(Material provided):
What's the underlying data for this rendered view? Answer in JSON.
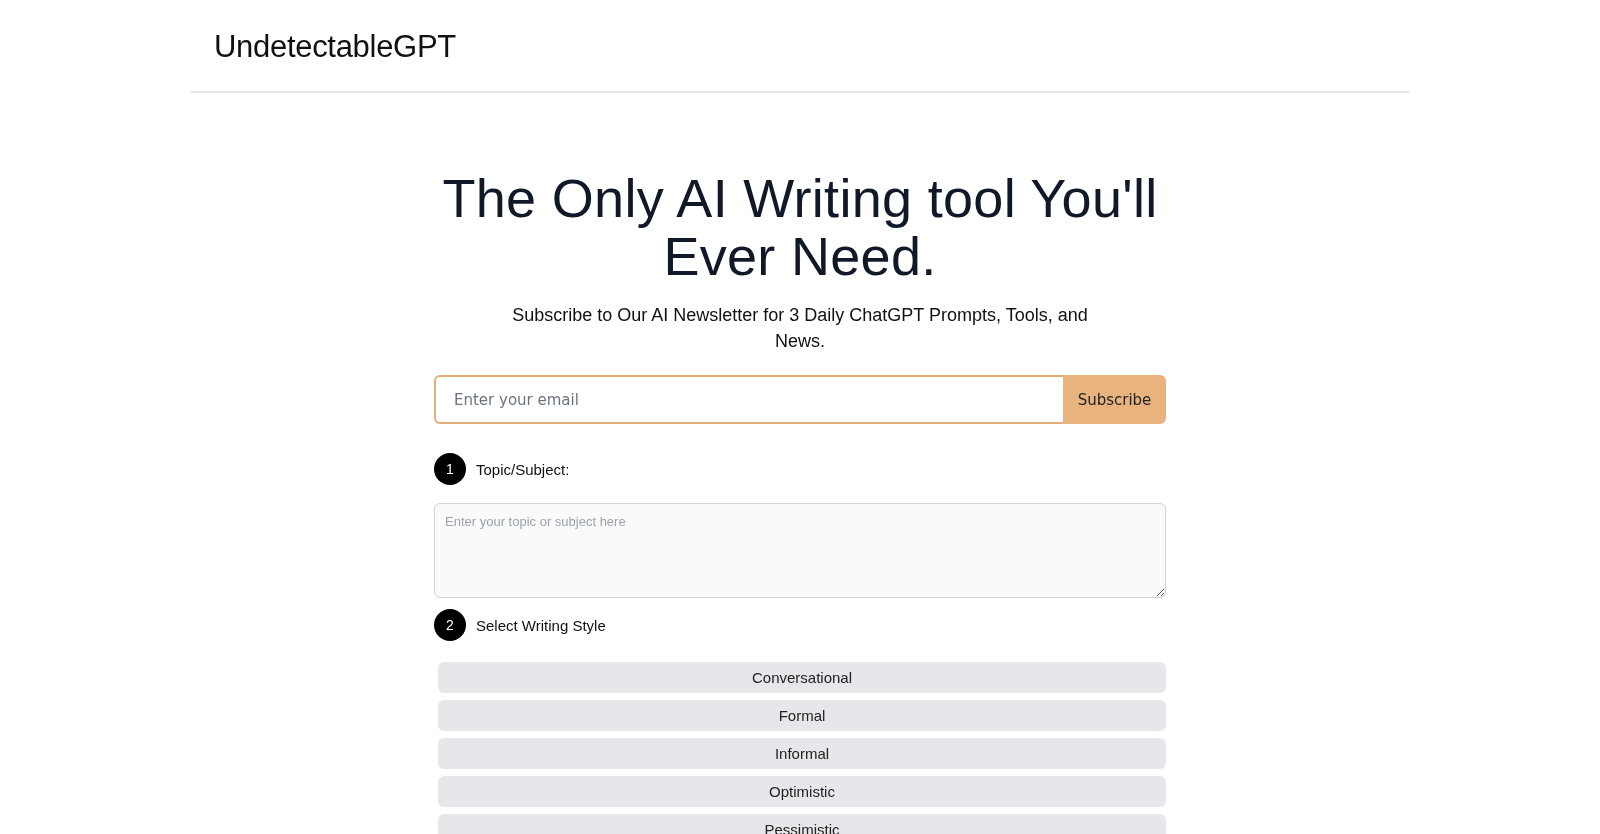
{
  "header": {
    "logo": "UndetectableGPT"
  },
  "hero": {
    "title": "The Only AI Writing tool You'll Ever Need.",
    "subtitle": "Subscribe to Our AI Newsletter for 3 Daily ChatGPT Prompts, Tools, and News."
  },
  "newsletter": {
    "email_field": {
      "placeholder": "Enter your email"
    },
    "subscribe_button": "Subscribe"
  },
  "steps": [
    {
      "number": "1",
      "label": "Topic/Subject:",
      "kind": "textarea",
      "placeholder": "Enter your topic or subject here"
    },
    {
      "number": "2",
      "label": "Select Writing Style",
      "kind": "options",
      "options": [
        {
          "label": "Conversational",
          "selected": false
        },
        {
          "label": "Formal",
          "selected": false
        },
        {
          "label": "Informal",
          "selected": false
        },
        {
          "label": "Optimistic",
          "selected": false
        },
        {
          "label": "Pessimistic",
          "selected": false
        }
      ]
    }
  ]
}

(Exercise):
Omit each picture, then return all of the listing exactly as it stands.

(Output):
What's the underlying data for this rendered view? Answer in JSON.
{
  "header": {
    "logo": "UndetectableGPT"
  },
  "hero": {
    "title": "The Only AI Writing tool You'll Ever Need.",
    "subtitle": "Subscribe to Our AI Newsletter for 3 Daily ChatGPT Prompts, Tools, and News."
  },
  "newsletter": {
    "email_field": {
      "placeholder": "Enter your email"
    },
    "subscribe_button": "Subscribe"
  },
  "steps": [
    {
      "number": "1",
      "label": "Topic/Subject:",
      "kind": "textarea",
      "placeholder": "Enter your topic or subject here"
    },
    {
      "number": "2",
      "label": "Select Writing Style",
      "kind": "options",
      "options": [
        {
          "label": "Conversational",
          "selected": false
        },
        {
          "label": "Formal",
          "selected": false
        },
        {
          "label": "Informal",
          "selected": false
        },
        {
          "label": "Optimistic",
          "selected": false
        },
        {
          "label": "Pessimistic",
          "selected": false
        }
      ]
    }
  ]
}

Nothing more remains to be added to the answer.